Local campaign to reclaim spoils of war seized by Franco regime
Some town councils in Girona area coming together to demand return of cash taken from them at end of Civil War
The winner takes it all is a long established principle seen at the end of conflicts all over the world and throughout history. And it was very much the case at the end of the Spanish Civil War (1936-1939) when Franco's forces overcame those of the Second Republic.
Among the spoils of war swept up by the new dictatorship, which would go on to rule Spain for the next 40 years, was Republican treasure that 31 local authorities in Catalonia's northern province of Girona were forced to hand over to the Bank of Spain.
The total amount confiscated, according to historian Narcís Castells, was 45 million pesetas, which today is the equivalent of 625.5 million euros. Now, decades later, some of those local councils want the Spanish state to return the money taken from them.
The local authority in the Girona town of Sant Julià de Ramis got the ball rolling in demanding the return of the funds it was forced to hand over at the end of the war, but this week more councils joined the call for the return of the stolen funds.
On Wednesday, the Sant Julià de Ramis council held a meeting to explain the steps local authorities need to take to claim the money back, and at the presentation were mayors, councilors, and residents from seven other towns in the local area.
According to the mayor of Sant Julià, Marc Puigtió, the final objective of the move is for local authorities in Girona to act together as one, and the council head added that "the more of us there are, the stronger we will be."
At the end of the Civil War, the new dictatorship categorized all banknotes issued by the Second Republican after July 1936, when hostilities began, as "enemy currency," and ordered councils to gather up all the cash in their towns and hand it over to the bank.
This year is the 80th anniversary of the end of the Civil War, and in May, the Sant Julià de Ramis local authority decided to reclaim from the state the 819,000 pesetas confiscated by the dictatorship.
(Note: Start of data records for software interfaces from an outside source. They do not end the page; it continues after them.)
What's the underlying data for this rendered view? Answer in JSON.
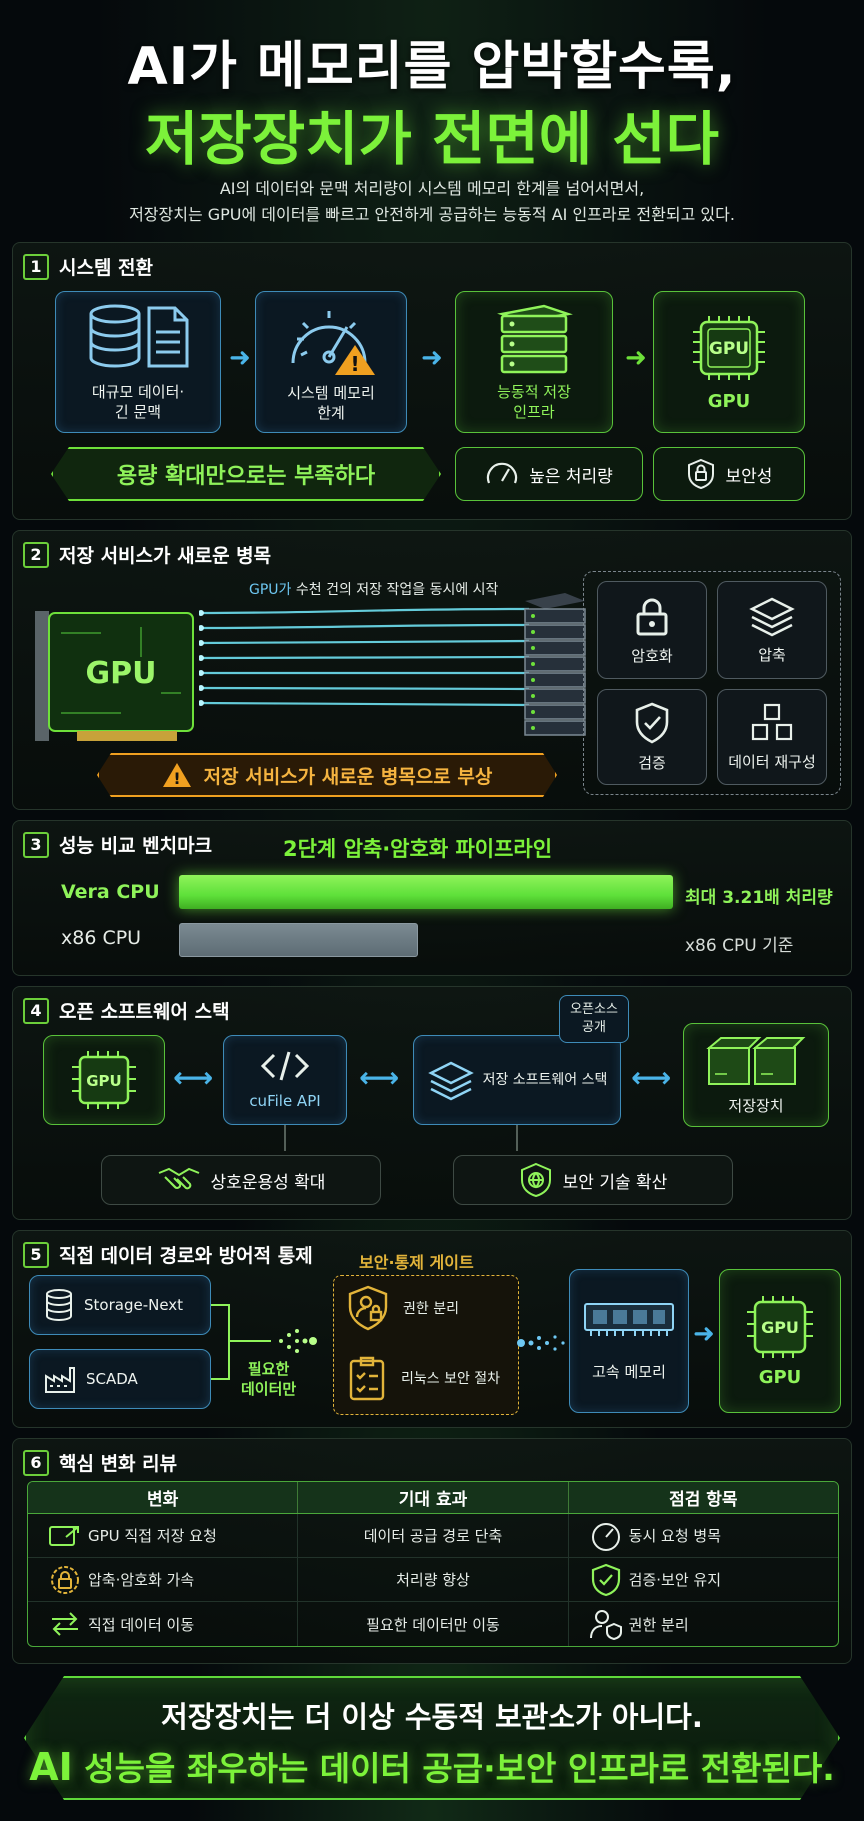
{
  "header": {
    "title_line1": "AI가 메모리를 압박할수록,",
    "title_line2": "저장장치가 전면에 선다",
    "subtitle_line1": "AI의 데이터와 문맥 처리량이 시스템 메모리 한계를 넘어서면서,",
    "subtitle_line2": "저장장치는 GPU에 데이터를 빠르고 안전하게 공급하는 능동적 AI 인프라로 전환되고 있다."
  },
  "section1": {
    "number": "1",
    "title": "시스템 전환",
    "steps": [
      {
        "label_line1": "대규모 데이터·",
        "label_line2": "긴 문맥",
        "icon": "database-document-icon"
      },
      {
        "label_line1": "시스템 메모리",
        "label_line2": "한계",
        "icon": "gauge-warning-icon"
      },
      {
        "label_line1": "능동적 저장",
        "label_line2": "인프라",
        "icon": "server-stack-icon"
      },
      {
        "label_line1": "GPU",
        "label_line2": "GPU",
        "icon": "gpu-chip-icon"
      }
    ],
    "banner": "용량 확대만으로는 부족하다",
    "badges": [
      "높은 처리량",
      "보안성"
    ]
  },
  "section2": {
    "number": "2",
    "title": "저장 서비스가 새로운 병목",
    "gpu_card_label": "GPU",
    "flow_caption_highlight": "GPU가",
    "flow_caption_rest": " 수천 건의 저장 작업을 동시에 시작",
    "services": [
      "암호화",
      "압축",
      "검증",
      "데이터 재구성"
    ],
    "warning": "저장 서비스가 새로운 병목으로 부상"
  },
  "section3": {
    "number": "3",
    "title": "성능 비교 벤치마크",
    "pipeline_title": "2단계 압축·암호화 파이프라인",
    "bars": [
      {
        "name": "Vera CPU",
        "value": 3.21,
        "note": "최대 3.21배 처리량",
        "color": "#5ee03a"
      },
      {
        "name": "x86 CPU",
        "value": 1.0,
        "note": "x86 CPU 기준",
        "color": "#5d6c74"
      }
    ]
  },
  "section4": {
    "number": "4",
    "title": "오픈 소프트웨어 스택",
    "nodes": [
      "GPU",
      "cuFile API",
      "저장 소프트웨어 스택",
      "저장장치"
    ],
    "open_source_tag_line1": "오픈소스",
    "open_source_tag_line2": "공개",
    "benefits": [
      "상호운용성 확대",
      "보안 기술 확산"
    ]
  },
  "section5": {
    "number": "5",
    "title": "직접 데이터 경로와 방어적 통제",
    "sources": [
      "Storage-Next",
      "SCADA"
    ],
    "filter_line1": "필요한",
    "filter_line2": "데이터만",
    "gate_title": "보안·통제 게이트",
    "gate_items": [
      "권한 분리",
      "리눅스 보안 절차"
    ],
    "memory_label": "고속 메모리",
    "gpu_label": "GPU",
    "gpu_chip": "GPU"
  },
  "section6": {
    "number": "6",
    "title": "핵심 변화 리뷰",
    "columns": [
      "변화",
      "기대 효과",
      "점검 항목"
    ],
    "rows": [
      {
        "change": "GPU 직접 저장 요청",
        "effect": "데이터 공급 경로 단축",
        "check": "동시 요청 병목",
        "icon1": "gpu-request-icon",
        "icon2": "gauge-icon"
      },
      {
        "change": "압축·암호화 가속",
        "effect": "처리량 향상",
        "check": "검증·보안 유지",
        "icon1": "lock-cog-icon",
        "icon2": "shield-check-icon"
      },
      {
        "change": "직접 데이터 이동",
        "effect": "필요한 데이터만 이동",
        "check": "권한 분리",
        "icon1": "transfer-arrows-icon",
        "icon2": "user-shield-icon"
      }
    ]
  },
  "footer": {
    "line1": "저장장치는 더 이상 수동적 보관소가 아니다.",
    "line2_highlight": "AI",
    "line2_rest": " 성능을 좌우하는 데이터 공급·보안 인프라로 전환된다."
  },
  "colors": {
    "accent_green": "#7cf23a",
    "accent_blue": "#4ab4e8",
    "warning_orange": "#f0a020",
    "gate_yellow": "#e2b43a"
  }
}
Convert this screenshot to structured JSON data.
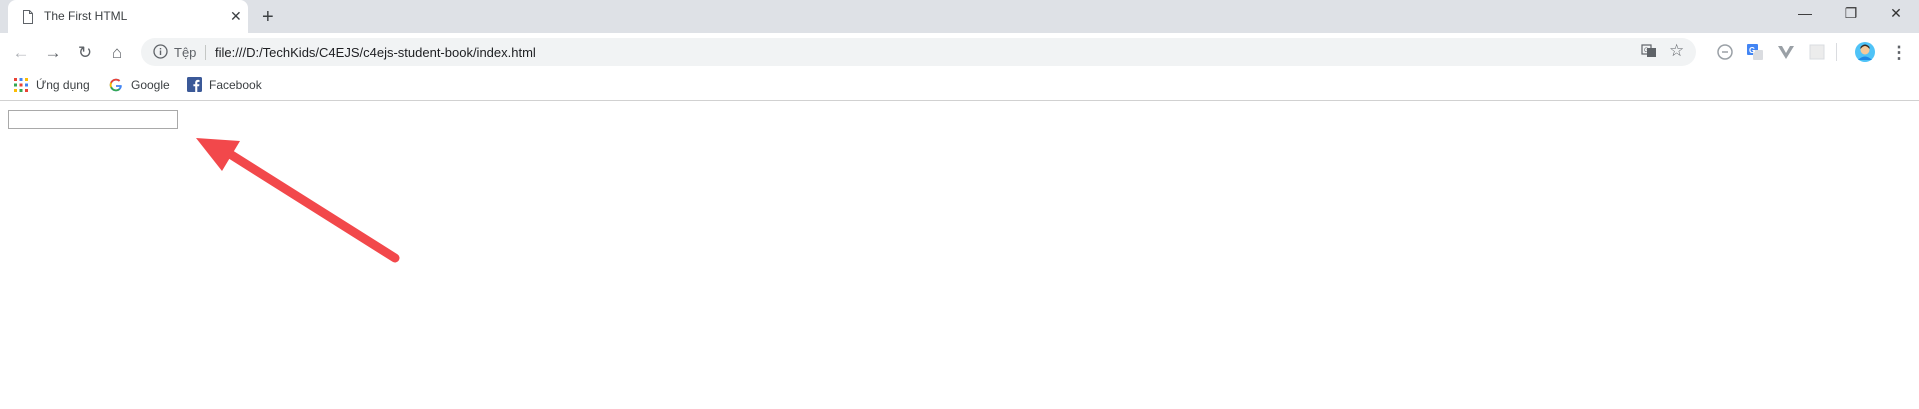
{
  "tab": {
    "title": "The First HTML",
    "close_glyph": "✕",
    "newtab_glyph": "+"
  },
  "window": {
    "minimize_glyph": "—",
    "restore_glyph": "❐",
    "close_glyph": "✕"
  },
  "toolbar": {
    "back_glyph": "←",
    "forward_glyph": "→",
    "reload_glyph": "↻",
    "home_glyph": "⌂",
    "menu_glyph": "⋮"
  },
  "omnibox": {
    "scheme_label": "Tệp",
    "url": "file:///D:/TechKids/C4EJS/c4ejs-student-book/index.html"
  },
  "bookmarks": [
    {
      "label": "Ứng dụng",
      "icon": "apps-grid-icon"
    },
    {
      "label": "Google",
      "icon": "google-g-icon"
    },
    {
      "label": "Facebook",
      "icon": "facebook-icon"
    }
  ],
  "page": {
    "text_input_value": "",
    "annotation": "red-arrow-pointing-to-input"
  },
  "colors": {
    "tabstrip": "#dee1e6",
    "omnibox": "#f1f3f4",
    "arrow": "#f2484b"
  }
}
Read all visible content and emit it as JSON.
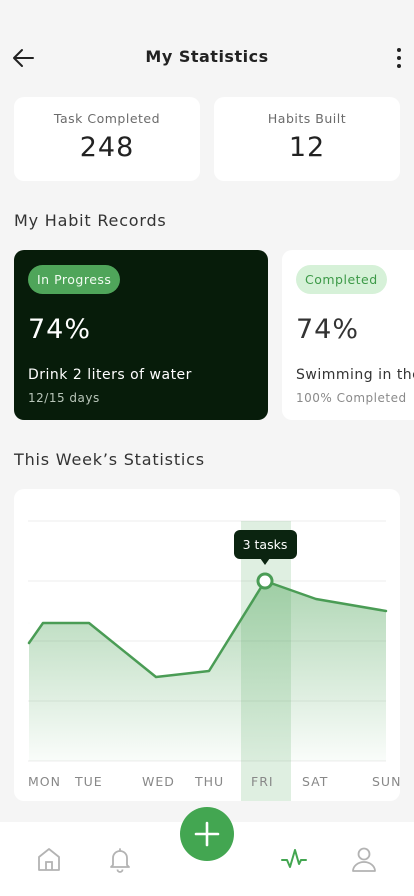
{
  "header": {
    "title": "My Statistics",
    "back_icon": "arrow-left-icon",
    "more_icon": "more-vertical-icon"
  },
  "stats": [
    {
      "label": "Task Completed",
      "value": "248"
    },
    {
      "label": "Habits Built",
      "value": "12"
    }
  ],
  "habit_section": {
    "title": "My Habit Records"
  },
  "habits": [
    {
      "badge": "In Progress",
      "percent": "74%",
      "name": "Drink 2 liters of water",
      "sub": "12/15 days"
    },
    {
      "badge": "Completed",
      "percent": "74%",
      "name": "Swimming in the",
      "sub": "100% Completed"
    }
  ],
  "week_section": {
    "title": "This Week’s Statistics"
  },
  "chart_data": {
    "type": "area",
    "categories": [
      "MON",
      "TUE",
      "WED",
      "THU",
      "FRI",
      "SAT",
      "SUN"
    ],
    "values": [
      2.3,
      2.3,
      1.4,
      1.5,
      3,
      2.7,
      2.5
    ],
    "ylim": [
      0,
      4
    ],
    "highlight": {
      "category": "FRI",
      "label": "3 tasks"
    },
    "grid": true,
    "color": "#4a9c55"
  },
  "nav": {
    "items": [
      {
        "icon": "home-icon"
      },
      {
        "icon": "bell-icon"
      },
      {
        "icon": "add-icon"
      },
      {
        "icon": "activity-icon"
      },
      {
        "icon": "user-icon"
      }
    ],
    "accent": "#43a651"
  }
}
Some 9,000 was public money, but the rest belonged to 134 locals.
Under the guidance of Castells and the Delso Quintana legal firm, mayor Puigtió went ahead and made the claim, addressing it to the Spanish cabinet. It is expected that the claim will be refused, or even ignored, and so the council has a back-up plan to take the issue further.
The claim expires in November, and if there has been a negative response, or none at all, from the Spanish authorities, lawyer Toni Quintana says they will take the issue to the Supreme Court, and if necessary, to the European court in Strasbourg.
However events unfold, a number of other local authorities in Girona are interested in following suit. Wednesday's meeting was attended by representatives from the towns of Camós, Palafrugell, Bellcaire d'Empordà, Sant Miquel de Fluvià, Vilajuïga, and Bordils.
31 towns able to make claims
In fact, if the campaign to reclaim the money catches on, potentially 31 towns in Girona could sign up, according to the documentation studied by Castells. "Most are small towns, because they were the ones that had no local bank branches," says the historian.
From these 31 towns, Castells has drawn up a list of both the number of local people who were forced to hand over their cash, and the amounts given to the Bank of Spain. In Vilajuïga, for example, 152 people had to give the bank 1.42 million pesetas.
The mayor of Camós, Josep Jordi Torrentà, attended the meeting and explained that 143 locals in his town handed over 1.3 million pesetas. "I'm here out of respect for all of them, because after the war these people were robbed of the little money they had," he said.
Puigtió said that he knows officials in some towns, such as Celrà, who were unable to attend but who are interested in coming on board, and the mayor is also considering reaching out to other places through organizations like the Catalan Association of Municipalities.
As for Quintana, he described Wednesday's meeting as the embryo and starting point for bringing more towns into the fold and making their own claims for the return of stolen cash. "This way we will get somewhere," he stressed.